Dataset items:
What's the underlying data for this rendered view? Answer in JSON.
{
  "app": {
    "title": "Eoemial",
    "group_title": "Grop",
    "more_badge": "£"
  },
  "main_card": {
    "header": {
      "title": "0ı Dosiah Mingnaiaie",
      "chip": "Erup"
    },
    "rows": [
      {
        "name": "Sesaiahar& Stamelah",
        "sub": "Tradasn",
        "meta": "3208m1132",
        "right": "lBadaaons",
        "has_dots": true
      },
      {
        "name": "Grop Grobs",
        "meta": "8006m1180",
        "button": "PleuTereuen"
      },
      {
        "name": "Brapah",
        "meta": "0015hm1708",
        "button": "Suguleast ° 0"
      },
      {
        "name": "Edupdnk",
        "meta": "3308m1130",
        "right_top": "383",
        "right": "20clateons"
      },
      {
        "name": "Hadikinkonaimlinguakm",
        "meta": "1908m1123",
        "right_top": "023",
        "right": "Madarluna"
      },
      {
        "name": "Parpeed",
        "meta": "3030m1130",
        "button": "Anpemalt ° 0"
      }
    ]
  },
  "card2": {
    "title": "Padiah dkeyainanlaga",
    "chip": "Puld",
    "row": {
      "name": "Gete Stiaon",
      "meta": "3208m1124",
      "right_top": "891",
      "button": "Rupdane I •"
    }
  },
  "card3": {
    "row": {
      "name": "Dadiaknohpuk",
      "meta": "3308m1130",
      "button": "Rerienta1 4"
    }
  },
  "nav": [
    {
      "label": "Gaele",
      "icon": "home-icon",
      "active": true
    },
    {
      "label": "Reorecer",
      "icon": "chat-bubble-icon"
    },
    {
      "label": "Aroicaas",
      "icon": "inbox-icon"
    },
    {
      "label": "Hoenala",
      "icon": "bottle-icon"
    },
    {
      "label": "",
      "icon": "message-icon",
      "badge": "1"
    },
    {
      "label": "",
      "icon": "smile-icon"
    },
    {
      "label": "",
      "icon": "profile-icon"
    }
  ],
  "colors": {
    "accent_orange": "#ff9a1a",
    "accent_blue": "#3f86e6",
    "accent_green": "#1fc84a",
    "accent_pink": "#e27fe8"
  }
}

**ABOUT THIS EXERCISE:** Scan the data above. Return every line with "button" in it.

**WRITTEN RESPONSE:**
        "button": "PleuTereuen"
        "button": "Suguleast ° 0"
        "button": "Anpemalt ° 0"
      "button": "Rupdane I •"
      "button": "Rerienta1 4"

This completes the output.